In these blog posts I tend to be a bit verbose and give some insights into the process. Concrete exploitation steps and code is listed at the bottom.

Privilege Escalation in IBM Notes Diagnostics #2

This is the second blog post in a series documenting various bugs found in installed software during customer engagements. Vulnerabilities will be published, when the vendor has provided fixes, or our deadline for the vendor to take action expires. This process is aligned with the Improsec Responsible Disclosure Policy

In this blog post I will tend to be a bit verbose and give some insights into the process. Concrete exploitation steps and code is listed at the bottom.

Privilege Escalation in IBM Notes Diagnostics #1

This is the first blog post in a series documenting various bugs found in installed software during customer engagements.

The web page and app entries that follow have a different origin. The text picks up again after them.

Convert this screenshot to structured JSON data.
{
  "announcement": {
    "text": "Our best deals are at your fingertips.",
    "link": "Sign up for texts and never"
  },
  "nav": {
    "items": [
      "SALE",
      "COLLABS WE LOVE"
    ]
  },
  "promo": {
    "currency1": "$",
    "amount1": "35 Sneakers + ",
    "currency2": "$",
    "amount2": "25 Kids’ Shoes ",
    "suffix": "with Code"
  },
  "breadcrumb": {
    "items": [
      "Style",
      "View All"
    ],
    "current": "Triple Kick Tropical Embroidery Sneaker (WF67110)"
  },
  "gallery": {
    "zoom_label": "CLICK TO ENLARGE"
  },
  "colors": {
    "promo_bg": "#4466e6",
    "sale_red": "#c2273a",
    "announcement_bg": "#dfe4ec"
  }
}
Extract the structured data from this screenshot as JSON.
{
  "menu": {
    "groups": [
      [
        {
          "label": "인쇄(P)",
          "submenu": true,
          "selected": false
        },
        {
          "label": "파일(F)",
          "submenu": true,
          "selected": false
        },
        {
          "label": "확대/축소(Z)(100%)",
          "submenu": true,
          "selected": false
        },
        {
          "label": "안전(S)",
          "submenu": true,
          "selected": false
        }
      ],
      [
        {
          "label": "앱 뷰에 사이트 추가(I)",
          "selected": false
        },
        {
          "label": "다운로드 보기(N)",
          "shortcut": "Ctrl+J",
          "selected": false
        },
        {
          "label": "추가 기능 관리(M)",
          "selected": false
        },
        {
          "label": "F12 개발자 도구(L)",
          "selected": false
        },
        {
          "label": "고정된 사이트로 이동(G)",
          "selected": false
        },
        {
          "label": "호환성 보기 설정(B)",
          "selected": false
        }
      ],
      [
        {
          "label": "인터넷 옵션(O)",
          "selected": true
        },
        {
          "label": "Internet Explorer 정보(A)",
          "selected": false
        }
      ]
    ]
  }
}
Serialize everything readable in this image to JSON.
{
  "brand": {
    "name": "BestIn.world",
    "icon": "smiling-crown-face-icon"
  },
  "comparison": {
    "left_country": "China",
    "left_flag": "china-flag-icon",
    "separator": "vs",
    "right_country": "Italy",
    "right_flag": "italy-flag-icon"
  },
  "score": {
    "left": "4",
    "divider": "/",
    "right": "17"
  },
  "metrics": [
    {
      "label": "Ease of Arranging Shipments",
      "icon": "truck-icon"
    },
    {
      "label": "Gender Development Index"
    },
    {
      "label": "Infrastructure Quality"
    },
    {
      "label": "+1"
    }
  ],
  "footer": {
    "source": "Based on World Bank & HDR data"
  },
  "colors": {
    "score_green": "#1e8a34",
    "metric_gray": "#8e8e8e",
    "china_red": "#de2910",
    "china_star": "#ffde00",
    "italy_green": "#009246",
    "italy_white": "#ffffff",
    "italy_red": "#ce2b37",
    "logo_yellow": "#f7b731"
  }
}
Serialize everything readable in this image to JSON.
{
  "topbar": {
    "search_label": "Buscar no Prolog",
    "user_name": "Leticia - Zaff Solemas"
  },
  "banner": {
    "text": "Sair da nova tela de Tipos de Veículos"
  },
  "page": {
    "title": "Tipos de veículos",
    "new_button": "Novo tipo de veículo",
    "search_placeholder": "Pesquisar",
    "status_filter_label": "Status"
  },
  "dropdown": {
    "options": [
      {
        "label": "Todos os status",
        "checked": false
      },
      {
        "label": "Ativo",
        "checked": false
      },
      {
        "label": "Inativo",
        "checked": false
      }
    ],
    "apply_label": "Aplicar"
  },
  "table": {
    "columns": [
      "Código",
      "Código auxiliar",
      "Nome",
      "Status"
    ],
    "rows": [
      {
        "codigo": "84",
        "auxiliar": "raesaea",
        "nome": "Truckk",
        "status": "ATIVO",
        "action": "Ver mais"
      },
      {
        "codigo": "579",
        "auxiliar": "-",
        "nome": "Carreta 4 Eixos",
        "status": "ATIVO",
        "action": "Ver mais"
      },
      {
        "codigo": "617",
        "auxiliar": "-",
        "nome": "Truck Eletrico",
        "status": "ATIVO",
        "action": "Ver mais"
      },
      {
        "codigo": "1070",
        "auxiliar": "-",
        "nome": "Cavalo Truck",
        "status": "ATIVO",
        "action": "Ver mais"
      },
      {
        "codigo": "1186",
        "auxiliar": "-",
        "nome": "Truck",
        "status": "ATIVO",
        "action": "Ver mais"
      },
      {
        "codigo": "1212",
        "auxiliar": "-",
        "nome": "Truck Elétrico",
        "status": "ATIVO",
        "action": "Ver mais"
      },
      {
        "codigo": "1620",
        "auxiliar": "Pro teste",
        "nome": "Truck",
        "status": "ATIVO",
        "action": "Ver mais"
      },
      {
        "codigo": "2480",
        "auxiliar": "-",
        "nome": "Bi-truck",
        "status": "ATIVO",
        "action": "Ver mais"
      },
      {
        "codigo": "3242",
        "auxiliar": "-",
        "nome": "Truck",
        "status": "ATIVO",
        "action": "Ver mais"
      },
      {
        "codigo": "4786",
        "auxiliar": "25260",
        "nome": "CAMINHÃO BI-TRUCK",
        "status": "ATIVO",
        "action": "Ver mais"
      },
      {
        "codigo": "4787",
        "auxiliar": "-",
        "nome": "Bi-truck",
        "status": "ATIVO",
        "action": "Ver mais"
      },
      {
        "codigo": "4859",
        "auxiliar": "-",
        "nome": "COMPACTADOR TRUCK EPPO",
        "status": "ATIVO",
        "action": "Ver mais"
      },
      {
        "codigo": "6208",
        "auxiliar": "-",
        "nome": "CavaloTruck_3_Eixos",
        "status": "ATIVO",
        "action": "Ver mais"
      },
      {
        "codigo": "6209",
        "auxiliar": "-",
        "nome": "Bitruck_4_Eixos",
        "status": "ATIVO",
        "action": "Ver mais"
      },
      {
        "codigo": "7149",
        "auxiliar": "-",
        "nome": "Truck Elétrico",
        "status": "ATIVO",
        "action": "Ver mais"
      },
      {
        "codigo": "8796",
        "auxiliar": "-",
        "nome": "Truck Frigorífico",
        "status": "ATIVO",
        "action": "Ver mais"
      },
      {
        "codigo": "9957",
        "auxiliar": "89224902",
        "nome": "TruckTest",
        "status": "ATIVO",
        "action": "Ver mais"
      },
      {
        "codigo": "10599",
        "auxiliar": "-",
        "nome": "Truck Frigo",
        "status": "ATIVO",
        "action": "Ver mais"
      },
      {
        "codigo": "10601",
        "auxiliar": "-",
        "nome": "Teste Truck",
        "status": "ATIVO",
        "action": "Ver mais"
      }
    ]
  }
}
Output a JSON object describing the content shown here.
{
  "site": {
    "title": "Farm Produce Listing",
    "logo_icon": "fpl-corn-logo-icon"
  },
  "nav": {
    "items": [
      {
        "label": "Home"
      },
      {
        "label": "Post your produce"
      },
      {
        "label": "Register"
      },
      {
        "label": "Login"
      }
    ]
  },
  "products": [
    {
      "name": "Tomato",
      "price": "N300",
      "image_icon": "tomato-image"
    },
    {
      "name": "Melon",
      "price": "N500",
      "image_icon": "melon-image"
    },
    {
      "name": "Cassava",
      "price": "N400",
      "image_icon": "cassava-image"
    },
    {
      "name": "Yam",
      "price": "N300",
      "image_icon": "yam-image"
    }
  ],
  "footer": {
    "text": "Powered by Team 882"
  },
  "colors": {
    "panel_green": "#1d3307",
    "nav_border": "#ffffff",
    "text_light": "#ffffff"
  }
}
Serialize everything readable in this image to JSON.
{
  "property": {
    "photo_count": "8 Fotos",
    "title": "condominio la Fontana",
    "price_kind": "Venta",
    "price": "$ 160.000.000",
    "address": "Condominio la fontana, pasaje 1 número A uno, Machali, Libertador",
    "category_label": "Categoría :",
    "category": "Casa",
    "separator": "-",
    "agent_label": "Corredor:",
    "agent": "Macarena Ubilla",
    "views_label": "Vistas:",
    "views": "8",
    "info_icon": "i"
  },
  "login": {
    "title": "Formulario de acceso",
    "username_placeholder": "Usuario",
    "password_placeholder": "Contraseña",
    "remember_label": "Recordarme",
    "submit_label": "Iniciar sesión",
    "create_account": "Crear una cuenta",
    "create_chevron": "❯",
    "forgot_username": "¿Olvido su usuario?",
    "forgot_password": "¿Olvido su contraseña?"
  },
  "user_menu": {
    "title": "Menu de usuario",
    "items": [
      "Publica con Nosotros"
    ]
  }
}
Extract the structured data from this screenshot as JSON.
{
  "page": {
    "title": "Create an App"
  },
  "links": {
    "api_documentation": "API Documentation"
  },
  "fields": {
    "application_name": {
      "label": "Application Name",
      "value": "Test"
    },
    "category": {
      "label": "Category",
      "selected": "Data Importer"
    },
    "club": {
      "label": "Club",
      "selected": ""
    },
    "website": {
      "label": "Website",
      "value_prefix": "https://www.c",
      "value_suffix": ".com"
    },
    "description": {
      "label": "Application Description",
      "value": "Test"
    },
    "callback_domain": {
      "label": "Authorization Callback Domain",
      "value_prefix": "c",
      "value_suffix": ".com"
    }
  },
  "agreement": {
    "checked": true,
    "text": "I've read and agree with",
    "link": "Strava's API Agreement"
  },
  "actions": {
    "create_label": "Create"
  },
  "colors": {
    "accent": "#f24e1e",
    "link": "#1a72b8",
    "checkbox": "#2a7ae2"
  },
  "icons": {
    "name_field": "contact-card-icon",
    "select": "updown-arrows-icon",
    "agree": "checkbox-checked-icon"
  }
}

Vulnerabilities will be published, when the vendor has provided fixes, or our deadline for the vendor to take action expires. This process is aligned with the Improsec Responsible Disclosure Policy

In these blog posts I will be a bit verbose and give insights into the process. Concrete exploitation steps and code is listed at the bottom.

Data Only Attacks Are Still Alive

The past week I have been fortunate enough to present at both Black Hat USA and DEF CON. My topic was on leveraging Write-What-Where vulnerabilities for Windows 10 Creators Update. You can find the slides here. In my DEFCON talk I mentioned additional KASLR bypasses, one of those use the field Win32ThreadInfo from the TEB to leak a pointer to ntoskrnl.exe. This pointer can be used to achieve arbitrary kernel mode code execution as explained in my presentation.

A couple of months ago I did a blogpost on data only attacks in kernel exploitation, which you can find here. I used the tagWND object to locate the EPROCESS of the current thread, while that technique is still perfectly valid, I wanted to present another way of doing it which does not involve creating a tagWND object.

The enterprise-ready workaround I would have expected from IBM

When IBM promised to release a workaround for the vulnerability we found in their product, I truly expected such a widely respected company to release an enterprise-ready workaround, and not just a manual approach to setting registry permissions in the GUI.